As many as 180,000 people in Jackson, Mississippi will not have access to safe running water for the foreseeable future, state officials said on the night of Aug. 29—the latest manifestation of a longstanding crisis in which the city’s residents have been made to suffer the consequences of chronically underfunded infrastructure, compounded by a worsening climate emergency.
“Do not drink the water,” Mississippi Gov. Tate Reeves said at a press conference. “In too many cases, it is raw water from the reservoir being pushed through the pipes. Be smart, protect yourself, protect your family, preserve water, look out for your fellow man, and look out for your neighbors.”
Reeves, a Republican who has refused to prioritize upgrading Jackson’s failing infrastructure throughout his two years in office, declared a state of emergency and announced, “We need to provide water for up to 180,000 people for an unknown period of time.”
“This is a very different situation from a boil-water notice,” Reeves continued. “Until it is fixed, we do not have reliable running water at scale. The city cannot produce enough water to fight fires, to flush toilets, and to meet other critical needs. The Mississippi Emergency Management Agency will take the state’s lead on distributing drinking water and non-drinking water to residents of the City of Jackson.”
Jackson—a majority-Black city where roughly a quarter of residents live below the poverty line—had already been “without clean, drinkable water” for weeks, Mississippi Free Press reported on Aug. 29, referring to the rolling precautionary boil-water notice issued by the state health department amid the ongoing winterization of the O.B. Curtis Water Treatment Plant.
Now, Mississippi’s capital has “mostly lost water pressure, with operational collapses at O.B. Curtis reducing the flow of water through the city’s distribution system to the degree that residences and businesses across the city have little or no water at all,” the nonprofit news outlet noted. Whatever water does come out is unsafe and must be boiled for a minimum of three minutes.
Jackson Mayor Chokwe Lumumba blamed the loss of water pressure on floodwaters, saying during a briefing on Aug. 29 that the increased intake of water from the Ross Barnett Reservoir had caused failures at the treatment plant.
According to Mississippi Free Press, “A lack of visibility at O.B. Curtis has Mississippi State Department of Health leadership unable to answer how much water is currently flowing out of the plant and into Jackson’s pipes.”
On Aug. 27, Lumumba urged residents to “get out as soon as possible” after days of record-breaking rainfall caused the Pearl River to rise to dangerous heights.
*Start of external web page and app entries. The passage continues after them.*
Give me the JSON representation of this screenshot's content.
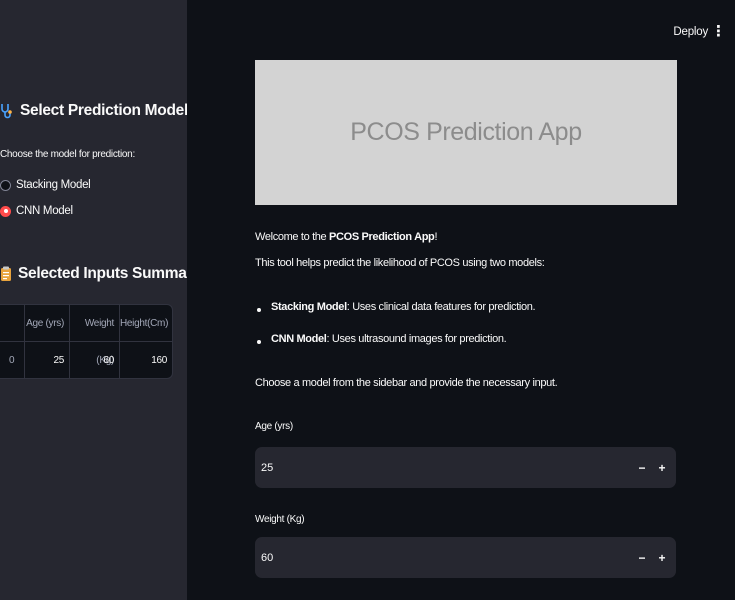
{
  "header": {
    "deploy_label": "Deploy",
    "menu_label": "⋮"
  },
  "sidebar": {
    "model_heading": "Select Prediction Model",
    "model_heading_icon": "stethoscope-icon",
    "model_caption": "Choose the model for prediction:",
    "model_options": [
      {
        "label": "Stacking Model",
        "selected": false
      },
      {
        "label": "CNN Model",
        "selected": true
      }
    ],
    "summary_heading": "Selected Inputs Summary",
    "summary_heading_icon": "clipboard-icon",
    "summary_table": {
      "columns": [
        "",
        "Age (yrs)",
        "Weight (Kg)",
        "Height(Cm)"
      ],
      "rows": [
        [
          "0",
          "25",
          "60",
          "160"
        ]
      ]
    }
  },
  "main": {
    "banner_text": "PCOS Prediction App",
    "welcome_prefix": "Welcome to the ",
    "welcome_bold": "PCOS Prediction App",
    "welcome_suffix": "!",
    "intro": "This tool helps predict the likelihood of PCOS using two models:",
    "bullets": [
      {
        "bold": "Stacking Model",
        "text": ": Uses clinical data features for prediction."
      },
      {
        "bold": "CNN Model",
        "text": ": Uses ultrasound images for prediction."
      }
    ],
    "instruction": "Choose a model from the sidebar and provide the necessary input.",
    "inputs": [
      {
        "label": "Age (yrs)",
        "value": "25",
        "minus": "−",
        "plus": "+"
      },
      {
        "label": "Weight (Kg)",
        "value": "60",
        "minus": "−",
        "plus": "+"
      }
    ]
  },
  "colors": {
    "sidebar_bg": "#262730",
    "main_bg": "#0e1117",
    "accent": "#ff4b4b",
    "banner_bg": "#d3d3d3",
    "input_bg": "#262730"
  }
}
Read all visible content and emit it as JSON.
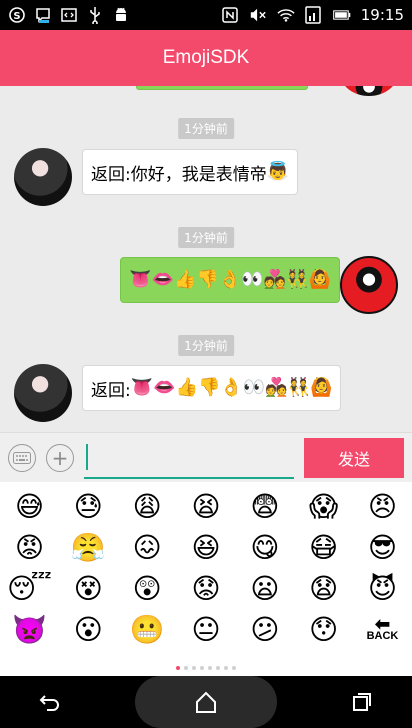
{
  "status_bar": {
    "time": "19:15",
    "left_icons": [
      "s-logo-icon",
      "chat-bubble-icon",
      "code-icon",
      "usb-icon",
      "android-icon"
    ],
    "right_icons": [
      "nfc-icon",
      "mute-icon",
      "wifi-icon",
      "signal-icon",
      "battery-icon"
    ]
  },
  "app_bar": {
    "title": "EmojiSDK"
  },
  "chat": {
    "messages": [
      {
        "timestamp": "1分钟前",
        "direction": "in",
        "text": "返回:你好，我是表情帝",
        "emoji": "👼"
      },
      {
        "timestamp": "1分钟前",
        "direction": "out",
        "text": "",
        "emoji": "👅👄👍👎👌👀💑👯🙆"
      },
      {
        "timestamp": "1分钟前",
        "direction": "in",
        "text": "返回:",
        "emoji": "👅👄👍👎👌👀💑👯🙆"
      }
    ]
  },
  "input": {
    "value": "",
    "send_label": "发送"
  },
  "emoji_panel": {
    "rows": [
      [
        "😅",
        "😓",
        "😩",
        "😫",
        "😨",
        "😱",
        "😠"
      ],
      [
        "😡",
        "😤",
        "😖",
        "😆",
        "😋",
        "😷",
        "😎"
      ],
      [
        "😴",
        "😵",
        "😲",
        "😟",
        "😦",
        "😧",
        "😈"
      ],
      [
        "👿",
        "😮",
        "😬",
        "😐",
        "😕",
        "😯"
      ]
    ],
    "backspace_label": "BACK",
    "page_count": 8,
    "active_page": 0
  },
  "colors": {
    "accent": "#f3496b",
    "bubble_out": "#89d65a"
  }
}
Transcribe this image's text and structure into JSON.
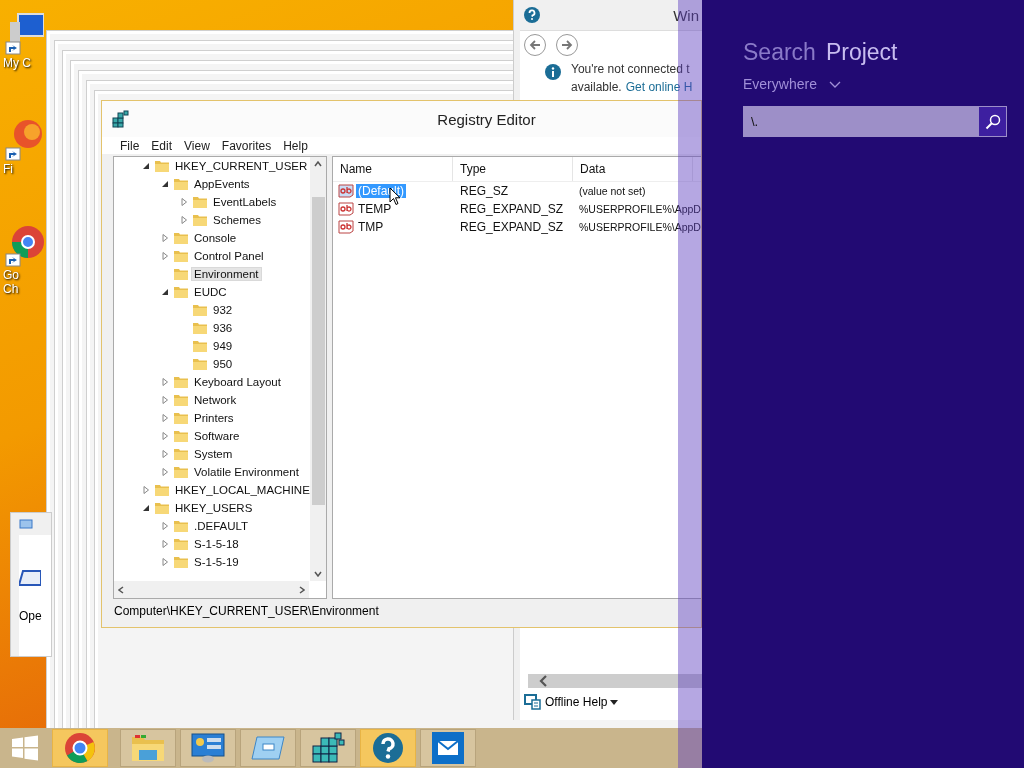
{
  "desktop": {
    "icons": [
      {
        "lines": [
          "My C"
        ]
      },
      {
        "lines": [
          "Fi"
        ]
      },
      {
        "lines": [
          "Go",
          "Ch"
        ]
      }
    ]
  },
  "background_window": {
    "label": "Ope"
  },
  "help_window": {
    "title": "Win",
    "message_line_1": "You're not connected t",
    "message_line_2": "available.",
    "link": "Get online H",
    "footer_button": "Offline Help"
  },
  "registry_editor": {
    "title": "Registry Editor",
    "menu": [
      "File",
      "Edit",
      "View",
      "Favorites",
      "Help"
    ],
    "tree": [
      {
        "label": "HKEY_CURRENT_USER",
        "expanded": true,
        "selected": false,
        "children": [
          {
            "label": "AppEvents",
            "expanded": true,
            "selected": false,
            "children": [
              {
                "label": "EventLabels",
                "expanded": false,
                "selected": false
              },
              {
                "label": "Schemes",
                "expanded": false,
                "selected": false
              }
            ]
          },
          {
            "label": "Console",
            "expanded": false,
            "selected": false
          },
          {
            "label": "Control Panel",
            "expanded": false,
            "selected": false
          },
          {
            "label": "Environment",
            "selected": true
          },
          {
            "label": "EUDC",
            "expanded": true,
            "selected": false,
            "children": [
              {
                "label": "932",
                "selected": false
              },
              {
                "label": "936",
                "selected": false
              },
              {
                "label": "949",
                "selected": false
              },
              {
                "label": "950",
                "selected": false
              }
            ]
          },
          {
            "label": "Keyboard Layout",
            "expanded": false,
            "selected": false
          },
          {
            "label": "Network",
            "expanded": false,
            "selected": false
          },
          {
            "label": "Printers",
            "expanded": false,
            "selected": false
          },
          {
            "label": "Software",
            "expanded": false,
            "selected": false
          },
          {
            "label": "System",
            "expanded": false,
            "selected": false
          },
          {
            "label": "Volatile Environment",
            "expanded": false,
            "selected": false
          }
        ]
      },
      {
        "label": "HKEY_LOCAL_MACHINE",
        "expanded": false,
        "selected": false
      },
      {
        "label": "HKEY_USERS",
        "expanded": true,
        "selected": false,
        "children": [
          {
            "label": ".DEFAULT",
            "expanded": false,
            "selected": false
          },
          {
            "label": "S-1-5-18",
            "expanded": false,
            "selected": false
          },
          {
            "label": "S-1-5-19",
            "expanded": false,
            "selected": false
          }
        ]
      }
    ],
    "columns": [
      "Name",
      "Type",
      "Data"
    ],
    "values": [
      {
        "name": "(Default)",
        "type": "REG_SZ",
        "data": "(value not set)",
        "selected": true
      },
      {
        "name": "TEMP",
        "type": "REG_EXPAND_SZ",
        "data": "%USERPROFILE%\\AppD",
        "selected": false
      },
      {
        "name": "TMP",
        "type": "REG_EXPAND_SZ",
        "data": "%USERPROFILE%\\AppD",
        "selected": false
      }
    ],
    "status_bar": "Computer\\HKEY_CURRENT_USER\\Environment"
  },
  "taskbar": {
    "items": [
      {
        "kind": "start",
        "active": false
      },
      {
        "kind": "browser",
        "active": true
      },
      {
        "kind": "folder",
        "active": false
      },
      {
        "kind": "control-panel",
        "active": false
      },
      {
        "kind": "window",
        "active": false
      },
      {
        "kind": "registry",
        "active": false
      },
      {
        "kind": "help",
        "active": true
      },
      {
        "kind": "mail",
        "active": false
      }
    ]
  },
  "search_pane": {
    "title": "Search",
    "title_overlap": "Project",
    "scope": "Everywhere",
    "query": "\\."
  }
}
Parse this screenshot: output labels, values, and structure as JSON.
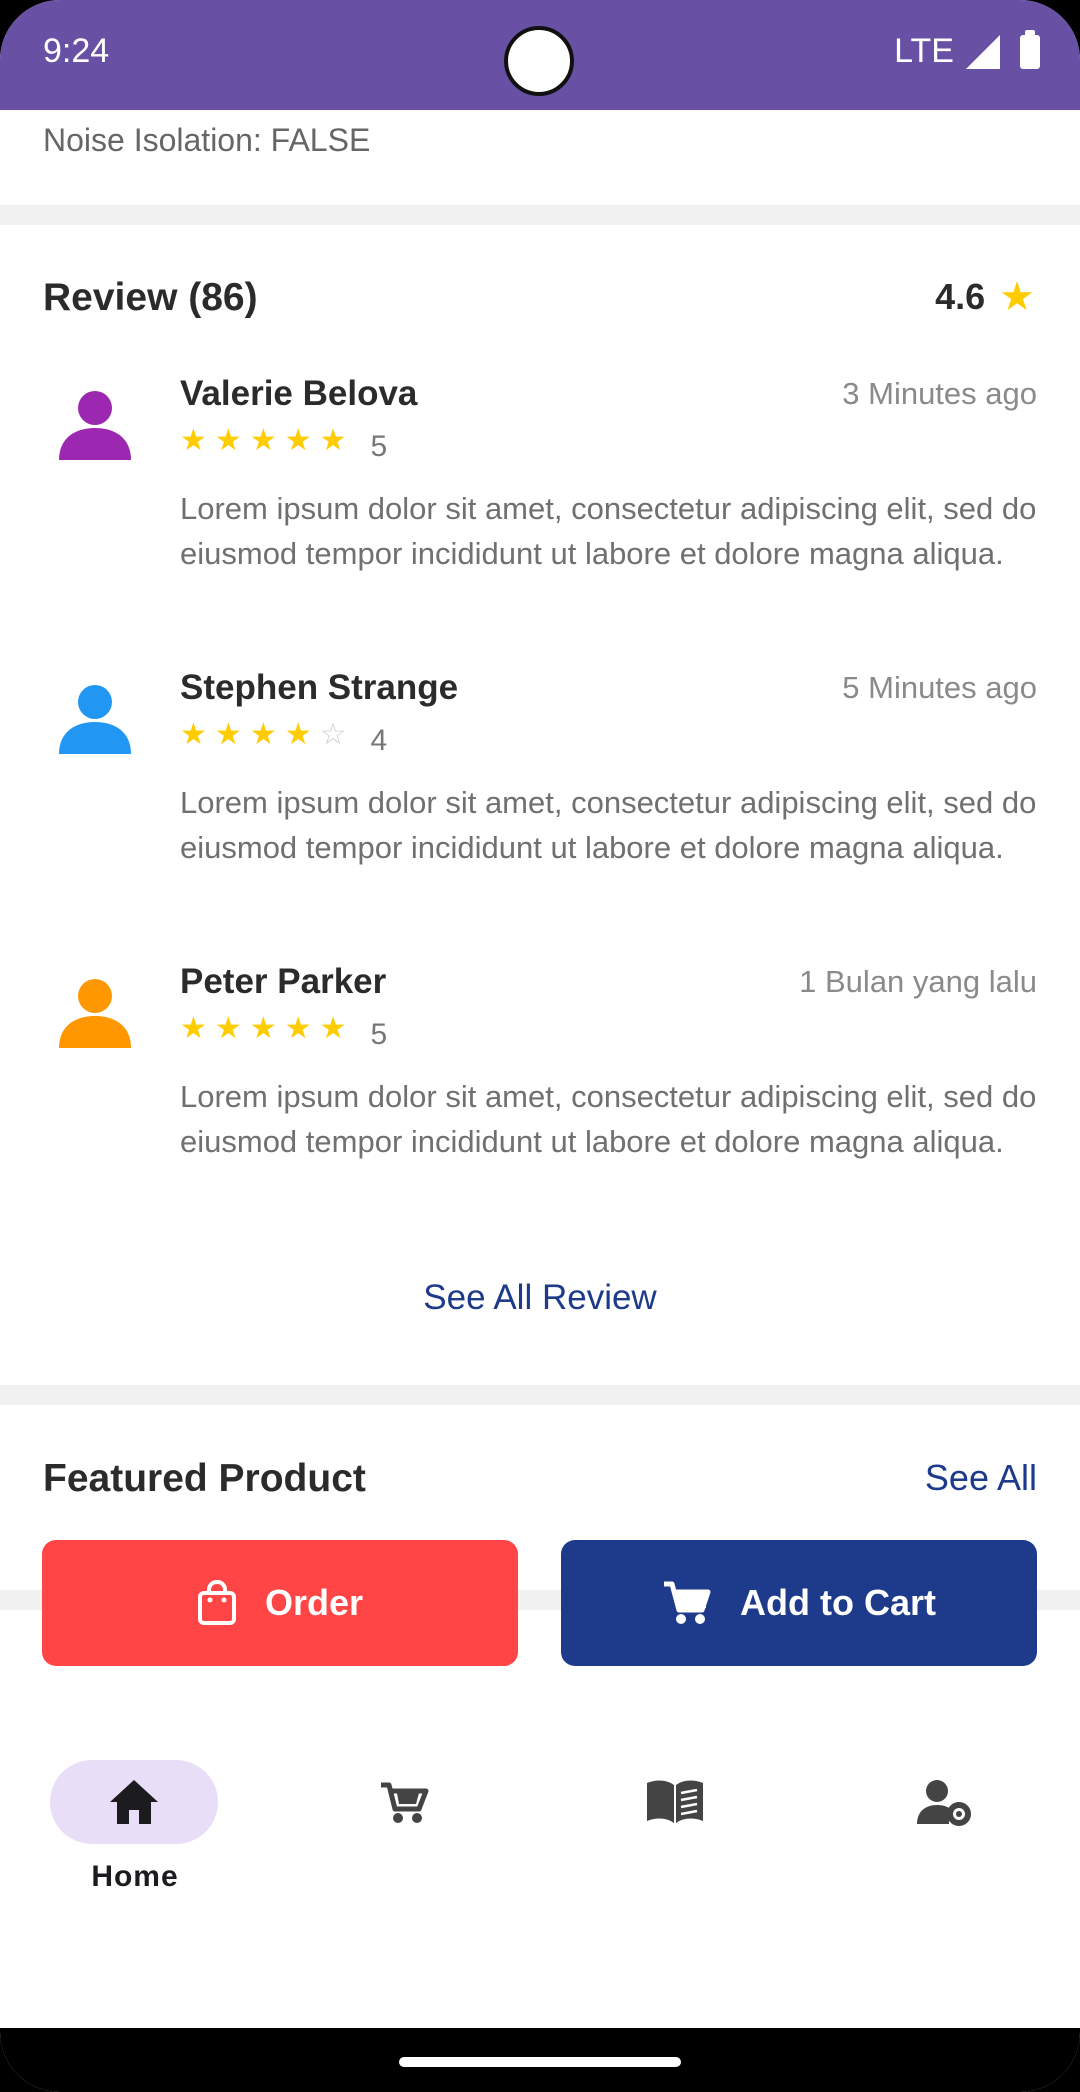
{
  "status_bar": {
    "time": "9:24",
    "network": "LTE"
  },
  "spec": {
    "previous_line": "Noise Isolation: FALSE"
  },
  "reviews_section": {
    "title": "Review (86)",
    "average_rating": "4.6",
    "reviews": [
      {
        "name": "Valerie Belova",
        "time": "3 Minutes ago",
        "stars": 5,
        "score": "5",
        "avatar_color": "#9c27b0",
        "text": "Lorem ipsum dolor sit amet, consectetur adipiscing elit, sed do eiusmod tempor incididunt ut labore et dolore magna aliqua."
      },
      {
        "name": "Stephen Strange",
        "time": "5 Minutes ago",
        "stars": 4,
        "score": "4",
        "avatar_color": "#2196f3",
        "text": "Lorem ipsum dolor sit amet, consectetur adipiscing elit, sed do eiusmod tempor incididunt ut labore et dolore magna aliqua."
      },
      {
        "name": "Peter Parker",
        "time": "1 Bulan yang lalu",
        "stars": 5,
        "score": "5",
        "avatar_color": "#ff9800",
        "text": "Lorem ipsum dolor sit amet, consectetur adipiscing elit, sed do eiusmod tempor incididunt ut labore et dolore magna aliqua."
      }
    ],
    "see_all_label": "See All Review"
  },
  "featured": {
    "title": "Featured Product",
    "see_all_label": "See All"
  },
  "actions": {
    "order_label": "Order",
    "add_to_cart_label": "Add to Cart"
  },
  "bottom_nav": {
    "items": [
      {
        "label": "Home",
        "icon": "home-icon",
        "active": true
      },
      {
        "label": "",
        "icon": "cart-icon",
        "active": false
      },
      {
        "label": "",
        "icon": "book-icon",
        "active": false
      },
      {
        "label": "",
        "icon": "user-settings-icon",
        "active": false
      }
    ]
  },
  "colors": {
    "status_bar": "#6850a4",
    "accent_blue": "#1e3a8a",
    "order_red": "#ff4545",
    "star_yellow": "#ffcc00",
    "nav_pill": "#e8def8"
  }
}
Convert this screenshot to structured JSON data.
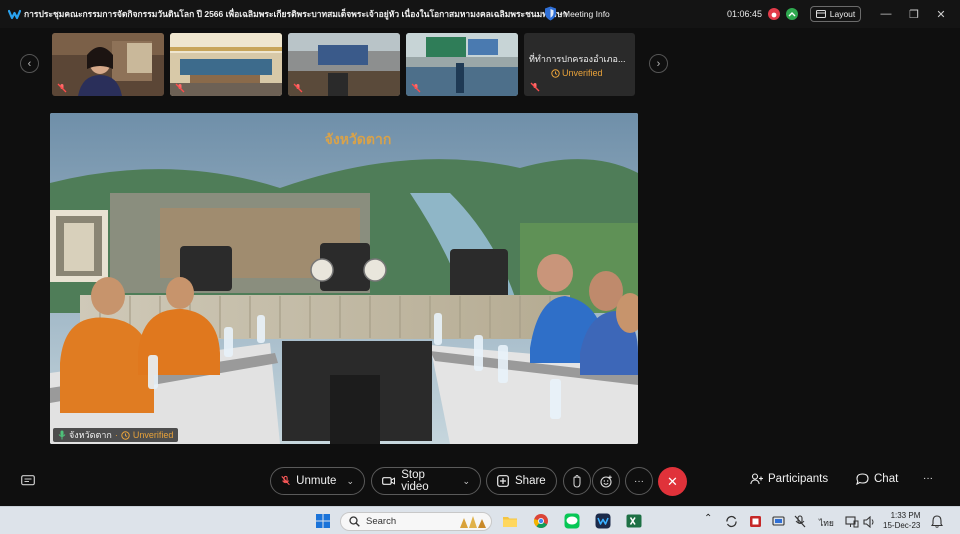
{
  "window": {
    "title": "การประชุมคณะกรรมการจัดกิจกรรมวันดินโลก ปี 2566 เพื่อเฉลิมพระเกียรติพระบาทสมเด็จพระเจ้าอยู่หัว  เนื่องในโอกาสมหามงคลเฉลิมพระชนมพรรษา",
    "meeting_info_label": "Meeting Info",
    "timer": "01:06:45",
    "layout_label": "Layout",
    "minimize_glyph": "—",
    "maximize_glyph": "❐",
    "close_glyph": "✕"
  },
  "thumbnails": {
    "prev_glyph": "‹",
    "next_glyph": "›",
    "text_tile": {
      "name": "ที่ทำการปกครองอำเภอ...",
      "status": "Unverified"
    }
  },
  "main_video": {
    "participant_name": "จังหวัดตาก",
    "separator": "·",
    "status": "Unverified",
    "backdrop_title": "จังหวัดตาก"
  },
  "toolbar": {
    "unmute_label": "Unmute",
    "stop_video_label": "Stop video",
    "share_label": "Share",
    "more_glyph": "···",
    "end_glyph": "✕",
    "participants_label": "Participants",
    "chat_label": "Chat",
    "overflow_glyph": "···"
  },
  "taskbar": {
    "search_placeholder": "Search",
    "language": "ไทย",
    "time": "1:33 PM",
    "date": "15-Dec-23"
  },
  "colors": {
    "accent_red": "#e0323a",
    "unverified_orange": "#e8a23a",
    "record_green": "#2fa84f",
    "record_red": "#e23b4a"
  }
}
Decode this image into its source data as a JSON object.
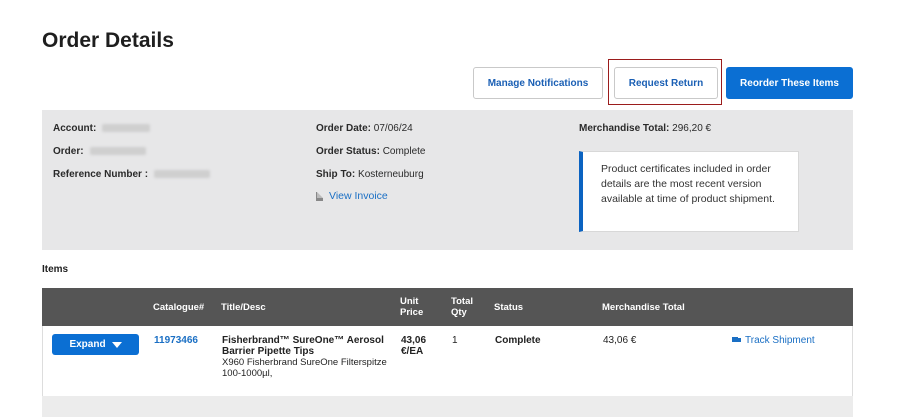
{
  "page": {
    "title": "Order Details"
  },
  "actions": {
    "manage_notifications": "Manage Notifications",
    "request_return": "Request Return",
    "reorder": "Reorder These Items"
  },
  "summary": {
    "account_label": "Account:",
    "order_label": "Order:",
    "reference_label": "Reference Number :",
    "order_date_label": "Order Date:",
    "order_date": "07/06/24",
    "order_status_label": "Order Status:",
    "order_status": "Complete",
    "ship_to_label": "Ship To:",
    "ship_to": "Kosterneuburg",
    "view_invoice": "View Invoice",
    "merch_total_label": "Merchandise Total:",
    "merch_total": "296,20 €",
    "certificate_note": "Product certificates included in order details are the most recent version available at time of product shipment."
  },
  "items": {
    "heading": "Items",
    "columns": {
      "catalogue": "Catalogue#",
      "title": "Title/Desc",
      "unit_price_1": "Unit",
      "unit_price_2": "Price",
      "total_qty_1": "Total",
      "total_qty_2": "Qty",
      "status": "Status",
      "merch_total": "Merchandise Total"
    },
    "rows": [
      {
        "expand_label": "Expand",
        "catalogue": "11973466",
        "title_1": "Fisherbrand™ SureOne™ Aerosol",
        "title_2": "Barrier Pipette Tips",
        "desc_1": "X960 Fisherbrand SureOne Filterspitze",
        "desc_2": "100-1000µl,",
        "unit_price_1": "43,06",
        "unit_price_2": "€/EA",
        "qty": "1",
        "status": "Complete",
        "merch_total": "43,06 €",
        "track_label": "Track Shipment"
      }
    ]
  },
  "icons": {
    "invoice": "document-icon",
    "track": "truck-icon",
    "expand": "caret-down-icon"
  },
  "colors": {
    "primary": "#0b6fd3",
    "link": "#1a6fc4",
    "table_header": "#555555",
    "summary_bg": "#e7e7e8",
    "highlight": "#9b1c1c"
  }
}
The river crested at nearly 36 feet on Aug. 29—well above flood stage—inundating streets and at least one home in the city before starting to recede.
While the recent flooding—an example of the kind of event that scientists have long warned will become more common and intense due to planet-heating emissions—has made the situation worse, “we didn’t get to this total crisis point overnight,” journalist Ashton Pittman wrote Aug. 29 on social media. “It’s been decades in the making,” he added. “This is the predictable result.”
This isn’t the first time that an extreme weather disaster has exacerbated Jackson’s water woes.
O.B. Curtis is undergoing a winterization process because last February and March, most of the city’s residents were forced to endure an entire month without clean running water—during the Covid-19 pandemic—after a historic freeze damaged systems that Lumumba said were never intended to withstand “days of ice storms and sub-zero temperatures.”
In an effort to improve its aging infrastructure, Jackson voters in 2014 approved a one percent sales tax increase, but that levy raises just $13 million in annual revenue—a small fraction of the $1 billion Lumumba says the city needs to fix its water system.
The Infrastructure Investment and Jobs Act signed into law by President Joe Biden last November provides $429 million to fund water system improvements for the entire state of Mississippi, leaving Jackson with more resources but still far from enough.
Sen. Roger Wicker was Mississippi’s only Republican member of Congress to join Rep. Bennie Thompson (D) in voting for the IIJA.
Last February, Reeves acknowledged that Jackson’s water problems can be attributed to “50 years of negligence and ignoring the challenges of the pipes and the system.”
“That 50 years of deferred maintenance is not something that we’re going to fix in the next six to eight hours,” he added.
But rather than doing everything in his power to push for the investments needed to ensure that Jackson’s residents have guaranteed access to clean drinking water, Reeves has advocated for completely eliminating the state income tax, signing a $524 million tax cut earlier this year.
“The Jackson water crisis never ended,” journalist Nick Judin tweeted the night of Aug. 29. “When O.B. Curtis is back online and this new acute phase is past, the Jackson water crisis will not be over.”
— by Kenny Stancil, CommonDreams.org